[REQUIRED WORK]
Copy each line in the data below that contains the word "volume".
____
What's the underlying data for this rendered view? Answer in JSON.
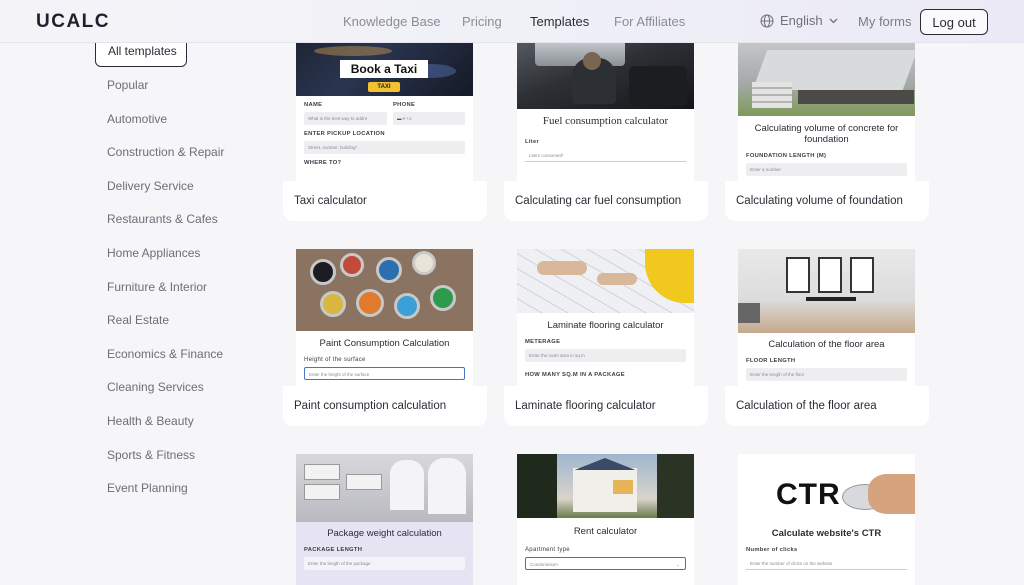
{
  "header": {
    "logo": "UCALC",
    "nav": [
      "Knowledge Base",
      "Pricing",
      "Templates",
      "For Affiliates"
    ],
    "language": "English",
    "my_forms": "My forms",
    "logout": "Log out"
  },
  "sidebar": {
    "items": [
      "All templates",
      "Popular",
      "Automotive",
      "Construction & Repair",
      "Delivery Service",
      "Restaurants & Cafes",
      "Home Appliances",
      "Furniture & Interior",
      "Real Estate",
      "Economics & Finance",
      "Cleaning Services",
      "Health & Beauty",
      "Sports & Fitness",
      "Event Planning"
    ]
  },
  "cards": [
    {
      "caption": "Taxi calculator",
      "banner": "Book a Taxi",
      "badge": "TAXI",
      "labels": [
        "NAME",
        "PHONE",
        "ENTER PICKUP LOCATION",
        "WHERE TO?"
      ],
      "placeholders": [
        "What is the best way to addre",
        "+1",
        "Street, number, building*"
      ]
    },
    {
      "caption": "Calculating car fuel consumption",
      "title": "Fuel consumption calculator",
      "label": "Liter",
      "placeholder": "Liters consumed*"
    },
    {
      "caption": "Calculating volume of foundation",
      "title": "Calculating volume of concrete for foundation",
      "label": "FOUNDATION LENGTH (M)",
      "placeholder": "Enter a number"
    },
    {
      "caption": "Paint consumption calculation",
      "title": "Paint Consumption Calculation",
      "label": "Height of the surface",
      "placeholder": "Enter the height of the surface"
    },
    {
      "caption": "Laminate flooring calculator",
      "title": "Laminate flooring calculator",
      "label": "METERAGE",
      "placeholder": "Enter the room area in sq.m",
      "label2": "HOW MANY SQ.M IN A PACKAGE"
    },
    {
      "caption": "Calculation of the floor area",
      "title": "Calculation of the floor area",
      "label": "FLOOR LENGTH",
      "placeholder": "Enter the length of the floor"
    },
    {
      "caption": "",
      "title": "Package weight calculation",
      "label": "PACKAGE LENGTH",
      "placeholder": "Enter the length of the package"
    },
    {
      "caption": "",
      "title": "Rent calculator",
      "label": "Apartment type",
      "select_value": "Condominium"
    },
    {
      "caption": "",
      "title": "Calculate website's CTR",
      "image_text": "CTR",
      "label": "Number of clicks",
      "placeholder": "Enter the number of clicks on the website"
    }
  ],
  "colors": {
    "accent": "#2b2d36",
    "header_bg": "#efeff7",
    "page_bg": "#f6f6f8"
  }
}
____
[ANSWER SPACE]
      "caption": "Calculating volume of foundation",
      "title": "Calculating volume of concrete for foundation",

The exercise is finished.